[Interface dataset entries]
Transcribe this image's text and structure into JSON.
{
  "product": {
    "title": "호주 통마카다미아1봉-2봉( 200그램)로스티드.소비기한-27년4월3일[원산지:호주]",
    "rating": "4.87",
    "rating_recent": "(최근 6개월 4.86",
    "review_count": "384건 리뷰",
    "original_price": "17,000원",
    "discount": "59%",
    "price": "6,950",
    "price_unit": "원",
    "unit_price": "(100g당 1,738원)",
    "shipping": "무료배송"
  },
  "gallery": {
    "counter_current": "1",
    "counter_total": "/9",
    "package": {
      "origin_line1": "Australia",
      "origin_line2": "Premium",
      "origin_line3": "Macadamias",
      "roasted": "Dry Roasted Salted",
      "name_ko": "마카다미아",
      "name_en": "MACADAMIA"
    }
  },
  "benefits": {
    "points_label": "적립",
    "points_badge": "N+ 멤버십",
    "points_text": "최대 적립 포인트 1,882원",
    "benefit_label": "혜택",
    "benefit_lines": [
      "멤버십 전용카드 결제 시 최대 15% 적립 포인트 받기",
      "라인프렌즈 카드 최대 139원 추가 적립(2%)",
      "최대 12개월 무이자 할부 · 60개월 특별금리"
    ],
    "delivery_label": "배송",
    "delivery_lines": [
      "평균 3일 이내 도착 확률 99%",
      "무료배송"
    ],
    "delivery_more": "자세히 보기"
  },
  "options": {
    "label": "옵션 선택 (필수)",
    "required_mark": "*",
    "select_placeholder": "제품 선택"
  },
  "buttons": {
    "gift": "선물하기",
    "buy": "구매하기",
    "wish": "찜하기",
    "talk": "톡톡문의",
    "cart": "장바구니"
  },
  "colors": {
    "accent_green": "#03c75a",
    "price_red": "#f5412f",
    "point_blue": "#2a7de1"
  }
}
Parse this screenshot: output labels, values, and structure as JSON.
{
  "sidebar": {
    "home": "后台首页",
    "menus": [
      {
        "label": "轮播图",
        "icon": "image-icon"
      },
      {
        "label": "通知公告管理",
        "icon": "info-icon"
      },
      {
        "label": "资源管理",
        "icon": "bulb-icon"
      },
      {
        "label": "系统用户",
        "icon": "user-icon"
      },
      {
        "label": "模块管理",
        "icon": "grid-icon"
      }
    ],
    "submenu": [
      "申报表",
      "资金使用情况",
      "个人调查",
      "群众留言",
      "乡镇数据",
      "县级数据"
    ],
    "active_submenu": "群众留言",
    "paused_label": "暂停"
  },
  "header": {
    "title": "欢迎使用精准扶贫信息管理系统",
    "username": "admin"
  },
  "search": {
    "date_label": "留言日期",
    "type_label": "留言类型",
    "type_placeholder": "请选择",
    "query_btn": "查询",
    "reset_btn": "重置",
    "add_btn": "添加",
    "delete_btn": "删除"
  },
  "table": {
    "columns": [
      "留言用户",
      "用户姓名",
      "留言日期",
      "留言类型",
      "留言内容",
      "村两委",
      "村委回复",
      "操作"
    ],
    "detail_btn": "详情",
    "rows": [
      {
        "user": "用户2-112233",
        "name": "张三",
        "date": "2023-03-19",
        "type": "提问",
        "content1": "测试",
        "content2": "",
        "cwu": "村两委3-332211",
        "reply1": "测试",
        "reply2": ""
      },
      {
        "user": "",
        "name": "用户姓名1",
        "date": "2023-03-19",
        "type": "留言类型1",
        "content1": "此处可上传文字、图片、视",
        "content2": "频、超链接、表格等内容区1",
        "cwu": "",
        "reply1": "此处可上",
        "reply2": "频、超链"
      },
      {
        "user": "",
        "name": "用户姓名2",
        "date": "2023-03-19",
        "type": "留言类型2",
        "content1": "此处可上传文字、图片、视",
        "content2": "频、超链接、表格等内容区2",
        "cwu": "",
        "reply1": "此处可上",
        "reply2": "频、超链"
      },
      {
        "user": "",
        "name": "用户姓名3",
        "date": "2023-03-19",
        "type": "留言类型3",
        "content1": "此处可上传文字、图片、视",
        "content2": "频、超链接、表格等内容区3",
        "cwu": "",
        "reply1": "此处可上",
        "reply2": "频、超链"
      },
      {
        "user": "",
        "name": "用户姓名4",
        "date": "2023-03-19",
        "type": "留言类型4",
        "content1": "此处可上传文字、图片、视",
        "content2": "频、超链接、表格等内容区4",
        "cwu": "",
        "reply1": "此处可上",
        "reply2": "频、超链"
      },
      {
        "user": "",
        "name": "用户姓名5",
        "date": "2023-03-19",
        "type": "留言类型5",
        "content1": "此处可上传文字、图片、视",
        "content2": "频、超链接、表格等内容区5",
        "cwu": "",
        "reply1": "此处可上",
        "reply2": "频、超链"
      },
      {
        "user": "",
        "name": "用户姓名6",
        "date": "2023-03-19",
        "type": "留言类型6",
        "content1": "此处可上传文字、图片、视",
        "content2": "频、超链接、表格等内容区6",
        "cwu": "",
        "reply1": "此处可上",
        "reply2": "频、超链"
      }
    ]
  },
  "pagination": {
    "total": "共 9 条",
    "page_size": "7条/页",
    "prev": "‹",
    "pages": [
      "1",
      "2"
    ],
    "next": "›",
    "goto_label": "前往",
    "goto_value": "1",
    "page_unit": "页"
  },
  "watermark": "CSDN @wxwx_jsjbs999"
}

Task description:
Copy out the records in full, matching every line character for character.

Response to the task:
Transcribe this image's text and structure into JSON.
{
  "product": {
    "title": "호주 통마카다미아1봉-2봉( 200그램)로스티드.소비기한-27년4월3일[원산지:호주]",
    "rating": "4.87",
    "rating_recent": "(최근 6개월 4.86",
    "review_count": "384건 리뷰",
    "original_price": "17,000원",
    "discount": "59%",
    "price": "6,950",
    "price_unit": "원",
    "unit_price": "(100g당 1,738원)",
    "shipping": "무료배송"
  },
  "gallery": {
    "counter_current": "1",
    "counter_total": "/9",
    "package": {
      "origin_line1": "Australia",
      "origin_line2": "Premium",
      "origin_line3": "Macadamias",
      "roasted": "Dry Roasted Salted",
      "name_ko": "마카다미아",
      "name_en": "MACADAMIA"
    }
  },
  "benefits": {
    "points_label": "적립",
    "points_badge": "N+ 멤버십",
    "points_text": "최대 적립 포인트 1,882원",
    "benefit_label": "혜택",
    "benefit_lines": [
      "멤버십 전용카드 결제 시 최대 15% 적립 포인트 받기",
      "라인프렌즈 카드 최대 139원 추가 적립(2%)",
      "최대 12개월 무이자 할부 · 60개월 특별금리"
    ],
    "delivery_label": "배송",
    "delivery_lines": [
      "평균 3일 이내 도착 확률 99%",
      "무료배송"
    ],
    "delivery_more": "자세히 보기"
  },
  "options": {
    "label": "옵션 선택 (필수)",
    "required_mark": "*",
    "select_placeholder": "제품 선택"
  },
  "buttons": {
    "gift": "선물하기",
    "buy": "구매하기",
    "wish": "찜하기",
    "talk": "톡톡문의",
    "cart": "장바구니"
  },
  "colors": {
    "accent_green": "#03c75a",
    "price_red": "#f5412f",
    "point_blue": "#2a7de1"
  }
}
Parse this screenshot: output labels, values, and structure as JSON.
{
  "sidebar": {
    "home": "后台首页",
    "menus": [
      {
        "label": "轮播图",
        "icon": "image-icon"
      },
      {
        "label": "通知公告管理",
        "icon": "info-icon"
      },
      {
        "label": "资源管理",
        "icon": "bulb-icon"
      },
      {
        "label": "系统用户",
        "icon": "user-icon"
      },
      {
        "label": "模块管理",
        "icon": "grid-icon"
      }
    ],
    "submenu": [
      "申报表",
      "资金使用情况",
      "个人调查",
      "群众留言",
      "乡镇数据",
      "县级数据"
    ],
    "active_submenu": "群众留言",
    "paused_label": "暂停"
  },
  "header": {
    "title": "欢迎使用精准扶贫信息管理系统",
    "username": "admin"
  },
  "search": {
    "date_label": "留言日期",
    "type_label": "留言类型",
    "type_placeholder": "请选择",
    "query_btn": "查询",
    "reset_btn": "重置",
    "add_btn": "添加",
    "delete_btn": "删除"
  },
  "table": {
    "columns": [
      "留言用户",
      "用户姓名",
      "留言日期",
      "留言类型",
      "留言内容",
      "村两委",
      "村委回复",
      "操作"
    ],
    "detail_btn": "详情",
    "rows": [
      {
        "user": "用户2-112233",
        "name": "张三",
        "date": "2023-03-19",
        "type": "提问",
        "content1": "测试",
        "content2": "",
        "cwu": "村两委3-332211",
        "reply1": "测试",
        "reply2": ""
      },
      {
        "user": "",
        "name": "用户姓名1",
        "date": "2023-03-19",
        "type": "留言类型1",
        "content1": "此处可上传文字、图片、视",
        "content2": "频、超链接、表格等内容区1",
        "cwu": "",
        "reply1": "此处可上",
        "reply2": "频、超链"
      },
      {
        "user": "",
        "name": "用户姓名2",
        "date": "2023-03-19",
        "type": "留言类型2",
        "content1": "此处可上传文字、图片、视",
        "content2": "频、超链接、表格等内容区2",
        "cwu": "",
        "reply1": "此处可上",
        "reply2": "频、超链"
      },
      {
        "user": "",
        "name": "用户姓名3",
        "date": "2023-03-19",
        "type": "留言类型3",
        "content1": "此处可上传文字、图片、视",
        "content2": "频、超链接、表格等内容区3",
        "cwu": "",
        "reply1": "此处可上",
        "reply2": "频、超链"
      },
      {
        "user": "",
        "name": "用户姓名4",
        "date": "2023-03-19",
        "type": "留言类型4",
        "content1": "此处可上传文字、图片、视",
        "content2": "频、超链接、表格等内容区4",
        "cwu": "",
        "reply1": "此处可上",
        "reply2": "频、超链"
      },
      {
        "user": "",
        "name": "用户姓名5",
        "date": "2023-03-19",
        "type": "留言类型5",
        "content1": "此处可上传文字、图片、视",
        "content2": "频、超链接、表格等内容区5",
        "cwu": "",
        "reply1": "此处可上",
        "reply2": "频、超链"
      },
      {
        "user": "",
        "name": "用户姓名6",
        "date": "2023-03-19",
        "type": "留言类型6",
        "content1": "此处可上传文字、图片、视",
        "content2": "频、超链接、表格等内容区6",
        "cwu": "",
        "reply1": "此处可上",
        "reply2": "频、超链"
      }
    ]
  },
  "pagination": {
    "total": "共 9 条",
    "page_size": "7条/页",
    "prev": "‹",
    "pages": [
      "1",
      "2"
    ],
    "next": "›",
    "goto_label": "前往",
    "goto_value": "1",
    "page_unit": "页"
  },
  "watermark": "CSDN @wxwx_jsjbs999"
}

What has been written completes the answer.